The records follow. Count the lines holding "this" and give only the number.

(Data under study begins)

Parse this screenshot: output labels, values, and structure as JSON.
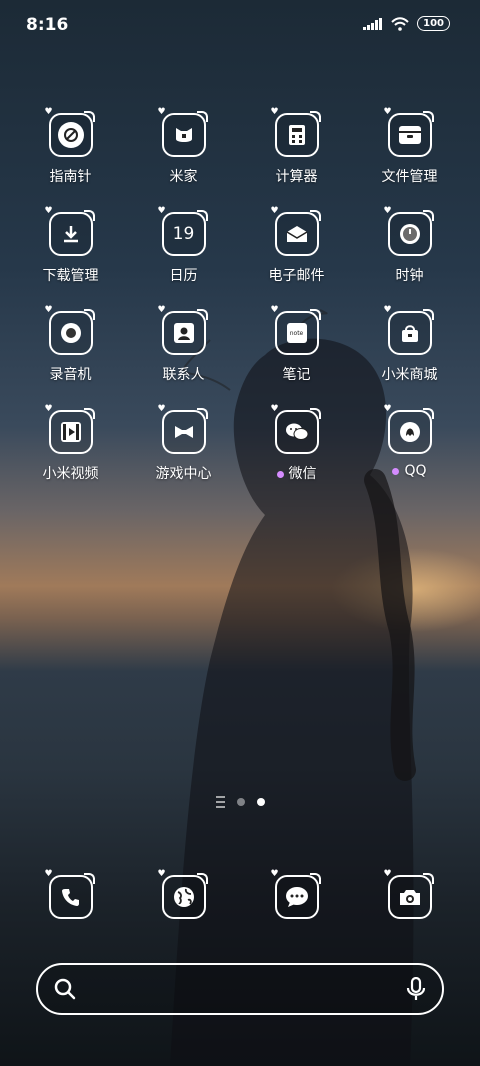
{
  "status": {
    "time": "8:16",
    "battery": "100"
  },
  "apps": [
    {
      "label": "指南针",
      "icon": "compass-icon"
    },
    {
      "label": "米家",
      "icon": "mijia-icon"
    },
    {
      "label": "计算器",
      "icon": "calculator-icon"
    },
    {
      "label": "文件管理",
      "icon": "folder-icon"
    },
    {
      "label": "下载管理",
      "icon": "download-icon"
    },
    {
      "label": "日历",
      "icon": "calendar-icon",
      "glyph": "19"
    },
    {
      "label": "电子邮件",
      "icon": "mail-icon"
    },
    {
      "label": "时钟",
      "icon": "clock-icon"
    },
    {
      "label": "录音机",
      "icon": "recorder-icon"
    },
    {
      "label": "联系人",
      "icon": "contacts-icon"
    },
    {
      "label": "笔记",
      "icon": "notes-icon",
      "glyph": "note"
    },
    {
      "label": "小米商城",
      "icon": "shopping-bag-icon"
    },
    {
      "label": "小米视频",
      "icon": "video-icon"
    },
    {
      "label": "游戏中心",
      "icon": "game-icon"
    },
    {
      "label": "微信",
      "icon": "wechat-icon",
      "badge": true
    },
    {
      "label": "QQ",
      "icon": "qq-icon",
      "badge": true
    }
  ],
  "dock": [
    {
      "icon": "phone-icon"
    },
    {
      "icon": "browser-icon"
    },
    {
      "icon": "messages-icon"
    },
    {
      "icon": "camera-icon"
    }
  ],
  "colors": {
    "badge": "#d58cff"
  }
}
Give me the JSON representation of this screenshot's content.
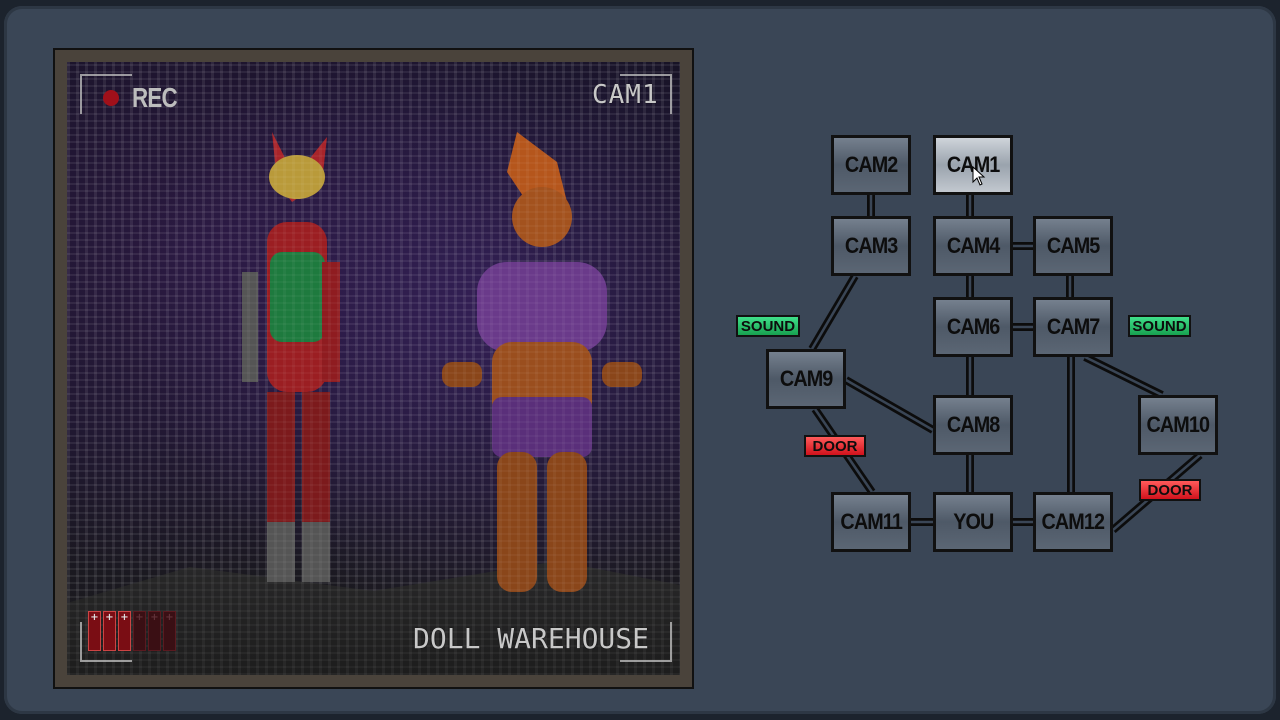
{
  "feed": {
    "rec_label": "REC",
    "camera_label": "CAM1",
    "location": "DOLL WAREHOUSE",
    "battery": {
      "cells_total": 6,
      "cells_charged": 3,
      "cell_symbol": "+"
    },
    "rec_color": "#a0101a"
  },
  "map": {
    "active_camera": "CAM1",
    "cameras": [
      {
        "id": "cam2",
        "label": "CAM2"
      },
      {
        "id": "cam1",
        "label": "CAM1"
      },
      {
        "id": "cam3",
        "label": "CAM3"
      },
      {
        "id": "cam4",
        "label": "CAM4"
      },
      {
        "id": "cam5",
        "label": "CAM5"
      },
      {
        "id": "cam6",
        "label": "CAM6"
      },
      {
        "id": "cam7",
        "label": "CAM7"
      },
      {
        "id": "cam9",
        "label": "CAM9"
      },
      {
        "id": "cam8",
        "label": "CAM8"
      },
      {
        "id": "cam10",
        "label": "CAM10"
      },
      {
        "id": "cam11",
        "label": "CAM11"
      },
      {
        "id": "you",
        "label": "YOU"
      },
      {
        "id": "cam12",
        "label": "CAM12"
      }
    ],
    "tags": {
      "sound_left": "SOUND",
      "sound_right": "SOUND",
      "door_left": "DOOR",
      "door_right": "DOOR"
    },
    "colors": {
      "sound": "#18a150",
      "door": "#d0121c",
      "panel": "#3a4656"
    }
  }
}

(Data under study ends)

— Expected answer —
2